Nevertheless, I suspect that Paul Mason has a point when he says that this election has been a victory for those with a confident story. The SNP and Tories have done well whilst "Labour no longer knows what it is for, nor how to win power". The collapse of the Lib Dems fits this pattern. It had no message other than "umm, err we're not the nasty big boys" and won pretty much no support.
What Paul's saying is much like what I said yesterday - that parties must offer more than a shopping list for the median voter but also a cause worth identifying with - “the vision thing” or a narrative.
Put it this way. The SNP's actual fiscal proposals were much like Labour's. And yet it beat Labour massively. One reason for this, I suspect, is that it offered a strong anti-austerity message whereas Labour merely equivocated*.
This poses two questions. One is: what should Labour's vision be?
I agree with Paul Cotterill that it shouldn't be a "retail politics" in which managerialists "listen" to voters. As he says, doing so usually means listening to reactionary urges such as a clampdown on immigration and benefit claimants rather than to leftist ones such as the demand for more public ownership. And I agree that, on intellectual grounds, there is a strong case for "a new politics of organisation and production."
But there's a second question here: is it possible to combine both popularity and intellectual coherence?
One thing makes me hopeful - that this election was not a victory for austerity. The two main austerity parties - Tories and LibDems - saw their share of the vote fall by 14.4 percentage points whilst the two clearest anti-austerity parties (SNP and Greens) gained a combined 5.9 percentage points.
On the other hand, though, I'm pessimistic. Ukip's success* shows that there is also public support for anti-market policies: Ukippers (and indeed many other voters) favour (pdf) controls on prices and rents as well as on immigration. And whilst a slogan "we'll put you in control" should in theory be a popular and coherent way of promoting worker democracy, I see very little public demand for it.
It might, therefore, be very difficult for Labour to repeat its feat in the 1990s of finding a vision that's both intellectually credible and popular.

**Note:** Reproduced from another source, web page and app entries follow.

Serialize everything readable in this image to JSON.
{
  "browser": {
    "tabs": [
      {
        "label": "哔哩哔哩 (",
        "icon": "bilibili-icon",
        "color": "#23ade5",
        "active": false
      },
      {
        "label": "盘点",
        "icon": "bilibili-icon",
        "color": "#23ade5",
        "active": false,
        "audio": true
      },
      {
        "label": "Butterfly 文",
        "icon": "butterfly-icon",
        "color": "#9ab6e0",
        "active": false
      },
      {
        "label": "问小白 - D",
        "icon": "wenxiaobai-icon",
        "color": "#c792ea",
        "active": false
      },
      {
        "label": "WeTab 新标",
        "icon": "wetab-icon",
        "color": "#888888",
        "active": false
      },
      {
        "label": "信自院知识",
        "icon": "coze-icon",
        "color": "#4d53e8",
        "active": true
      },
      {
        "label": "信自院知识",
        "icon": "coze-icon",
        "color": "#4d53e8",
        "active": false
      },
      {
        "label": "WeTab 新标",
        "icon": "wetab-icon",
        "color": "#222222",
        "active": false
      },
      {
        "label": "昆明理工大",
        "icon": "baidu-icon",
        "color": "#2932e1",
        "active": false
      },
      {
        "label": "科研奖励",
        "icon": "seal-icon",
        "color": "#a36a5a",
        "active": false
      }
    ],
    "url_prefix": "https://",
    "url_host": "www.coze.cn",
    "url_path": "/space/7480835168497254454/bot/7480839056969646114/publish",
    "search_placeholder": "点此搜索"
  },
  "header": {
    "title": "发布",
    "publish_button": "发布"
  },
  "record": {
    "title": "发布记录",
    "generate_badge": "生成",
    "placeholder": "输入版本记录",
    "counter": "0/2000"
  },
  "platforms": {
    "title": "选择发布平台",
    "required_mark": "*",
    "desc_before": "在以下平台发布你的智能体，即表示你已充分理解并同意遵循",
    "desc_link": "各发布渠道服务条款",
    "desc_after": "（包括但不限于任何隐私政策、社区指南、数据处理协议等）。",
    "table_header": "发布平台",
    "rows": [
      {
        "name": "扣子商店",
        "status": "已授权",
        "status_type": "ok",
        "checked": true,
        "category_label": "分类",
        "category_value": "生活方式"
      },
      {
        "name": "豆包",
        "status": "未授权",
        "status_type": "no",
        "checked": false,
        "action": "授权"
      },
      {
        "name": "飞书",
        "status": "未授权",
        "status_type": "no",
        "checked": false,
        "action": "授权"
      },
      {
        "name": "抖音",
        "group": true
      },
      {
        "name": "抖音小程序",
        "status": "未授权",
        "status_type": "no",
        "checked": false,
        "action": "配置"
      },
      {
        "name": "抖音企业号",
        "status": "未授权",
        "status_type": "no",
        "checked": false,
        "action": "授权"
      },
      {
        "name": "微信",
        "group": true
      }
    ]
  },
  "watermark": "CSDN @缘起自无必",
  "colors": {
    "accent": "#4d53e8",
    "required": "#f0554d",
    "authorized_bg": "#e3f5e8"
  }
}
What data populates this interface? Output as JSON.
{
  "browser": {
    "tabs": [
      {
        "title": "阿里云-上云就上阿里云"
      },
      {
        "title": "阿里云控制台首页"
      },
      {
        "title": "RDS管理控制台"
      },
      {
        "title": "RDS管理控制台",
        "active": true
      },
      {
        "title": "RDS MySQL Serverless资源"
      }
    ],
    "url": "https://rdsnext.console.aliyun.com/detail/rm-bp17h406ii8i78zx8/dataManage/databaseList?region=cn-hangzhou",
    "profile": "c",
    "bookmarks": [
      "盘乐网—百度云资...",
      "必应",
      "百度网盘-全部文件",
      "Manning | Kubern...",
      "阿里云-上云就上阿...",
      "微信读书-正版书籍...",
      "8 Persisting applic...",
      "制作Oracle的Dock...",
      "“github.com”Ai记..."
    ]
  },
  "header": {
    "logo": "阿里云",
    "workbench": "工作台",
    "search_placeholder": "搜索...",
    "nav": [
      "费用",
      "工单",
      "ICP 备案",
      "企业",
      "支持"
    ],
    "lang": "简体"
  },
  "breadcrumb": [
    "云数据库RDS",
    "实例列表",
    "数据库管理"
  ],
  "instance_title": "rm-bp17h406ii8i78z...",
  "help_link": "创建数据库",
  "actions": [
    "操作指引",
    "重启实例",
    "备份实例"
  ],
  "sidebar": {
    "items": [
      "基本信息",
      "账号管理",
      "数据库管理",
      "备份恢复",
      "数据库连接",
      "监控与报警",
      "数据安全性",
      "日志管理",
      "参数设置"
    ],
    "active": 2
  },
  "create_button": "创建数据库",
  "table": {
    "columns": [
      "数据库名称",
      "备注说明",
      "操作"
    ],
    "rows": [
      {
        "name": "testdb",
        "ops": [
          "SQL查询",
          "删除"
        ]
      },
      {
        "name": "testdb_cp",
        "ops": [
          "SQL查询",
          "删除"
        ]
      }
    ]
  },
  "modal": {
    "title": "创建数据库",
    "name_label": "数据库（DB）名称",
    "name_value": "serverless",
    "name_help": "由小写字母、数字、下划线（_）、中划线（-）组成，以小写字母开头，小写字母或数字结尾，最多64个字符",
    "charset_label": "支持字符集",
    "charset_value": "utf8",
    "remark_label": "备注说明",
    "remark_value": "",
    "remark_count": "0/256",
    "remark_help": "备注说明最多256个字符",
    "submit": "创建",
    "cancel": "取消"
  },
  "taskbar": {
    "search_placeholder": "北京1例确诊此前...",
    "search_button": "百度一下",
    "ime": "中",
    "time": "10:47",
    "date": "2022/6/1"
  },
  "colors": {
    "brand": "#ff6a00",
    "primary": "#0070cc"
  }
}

There is, though, another thing stopping it doing so. The party has so bought into managerialism that it seems not to have the intellectual resources to reinvent itself: a rehash of the Brownites vs Blairites "debate" is just irrelevant. As Paul M says:
Labour today is waking up to something much worse than failure to win. It has failed to account for its defeat in 2010, failed to recognise the deep sources of its failure in Scotland, and failed to produce any kind of intellectual diversity and resilience from which answers might arise.
* 12.7% of the vote is, sadly, some success: its lack of MPs owes more to the FPTP system than to its unpopularity.